While Republicans have advocated for Keystone by insisting that it will create jobs, Obama slammed that assertion Tuesday, pointing to the Cornell University estimate that Keystone would only create 50 permanent jobs:
If [Congressional Republicans have] got a better plan to create jobs rebuilding our infrastructure or to help workers earn the high-tech skills they need, then they should offer up these ideas. But I’ve got to tell you, just gutting our environmental protection, that’s not a jobs plan. Gutting investments in education, that’s not a jobs plan. You know, they keep on talking about an oil pipeline coming down from Canada that’s estimated to create about 50 permanent jobs. That’s not a jobs plan.

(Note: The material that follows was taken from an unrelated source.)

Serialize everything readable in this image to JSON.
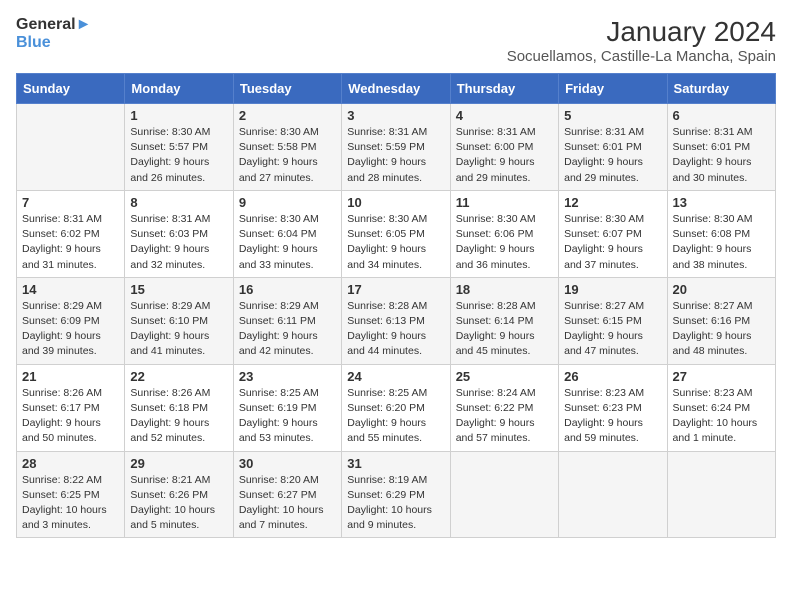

An estimate done by Obama’s own State Department pegs the the total number of permanent jobs created by Keystone even lower — at a mere 35. But that’s not the only reason not to build it; were the pipeline completed, it would emit levels of CO2 equivalent to that of 51 coal-fired power plants.
While for a time it seemed as though the pipeline was set to go through, more recently, Obama has been on the fence about Keystone’s creation. In a speech last month, he set the ultimatum that he would only approve it if it “does not significantly exacerbate the problem of carbon pollution.” Surely, he will find that it does. A recent National Resources Defense Council estimate of the project found that “approving the tar sands pipeline would add 1.2 billion metric tons of carbon pollution to the atmosphere over the 50-year lifespan of the project.”